Look over the entries that follow and work out how many lines contain "title". State the number only.

[Records provided]
============================================================

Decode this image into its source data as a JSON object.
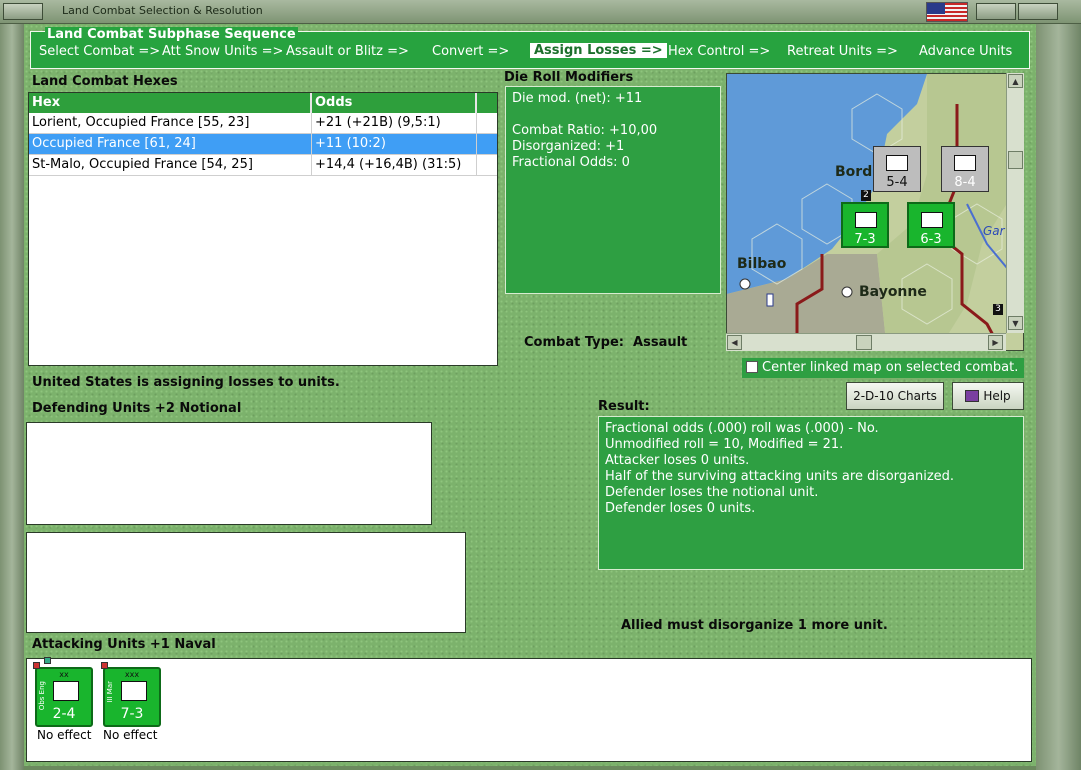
{
  "window": {
    "title": "Land Combat Selection & Resolution"
  },
  "phases": {
    "legend": "Land Combat Subphase Sequence",
    "items": [
      "Select Combat =>",
      "Att Snow Units =>",
      "Assault or Blitz =>",
      "Convert =>",
      "Assign Losses =>",
      "Hex Control =>",
      "Retreat Units =>",
      "Advance Units"
    ],
    "active_index": 4
  },
  "hexes": {
    "title": "Land Combat Hexes",
    "columns": [
      "Hex",
      "Odds"
    ],
    "rows": [
      [
        "Lorient, Occupied France [55, 23]",
        "+21 (+21B) (9,5:1)"
      ],
      [
        "Occupied France [61, 24]",
        "+11 (10:2)"
      ],
      [
        "St-Malo, Occupied France [54, 25]",
        "+14,4 (+16,4B) (31:5)"
      ]
    ],
    "selected_index": 1
  },
  "modifiers": {
    "title": "Die Roll Modifiers",
    "lines": [
      "Die mod. (net): +11",
      "",
      "Combat Ratio: +10,00",
      "Disorganized: +1",
      "Fractional Odds: 0"
    ]
  },
  "combat_type": {
    "label": "Combat Type:",
    "value": "Assault"
  },
  "map": {
    "labels": [
      "Bord",
      "Bilbao",
      "Bayonne",
      "Gar"
    ],
    "units": [
      {
        "name": "infantry-corps",
        "value": "5-4",
        "size": "xxx"
      },
      {
        "name": "infantry-corps",
        "value": "8-4",
        "size": "xxx"
      },
      {
        "name": "marine-corps",
        "value": "7-3",
        "size": "xxx"
      },
      {
        "name": "infantry-corps",
        "value": "6-3",
        "size": "xxx"
      }
    ],
    "stack_counts": [
      "2",
      "3"
    ]
  },
  "center_map": {
    "label": "Center linked map on selected combat.",
    "checked": false
  },
  "status": "United States is assigning losses to units.",
  "defending": {
    "title": "Defending Units +2 Notional"
  },
  "buttons": {
    "charts": "2-D-10 Charts",
    "help": "Help"
  },
  "result": {
    "title": "Result:",
    "lines": [
      "Fractional odds (.000) roll was (.000)  - No.",
      "Unmodified roll = 10, Modified = 21.",
      "Attacker loses 0 units.",
      "Half of the surviving attacking units are disorganized.",
      "Defender loses the notional unit.",
      "Defender loses 0 units."
    ]
  },
  "notice": "Allied must disorganize 1 more unit.",
  "attacking": {
    "title": "Attacking Units +1 Naval",
    "units": [
      {
        "size": "xx",
        "side": "Obs Eng",
        "value": "2-4",
        "effect": "No effect"
      },
      {
        "size": "xxx",
        "side": "III Mar",
        "value": "7-3",
        "effect": "No effect"
      }
    ]
  },
  "colors": {
    "panel_green": "#2e9f42",
    "selection_blue": "#3f9ef5",
    "unit_green": "#19b52d"
  }
}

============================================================

[Solved exercise] 6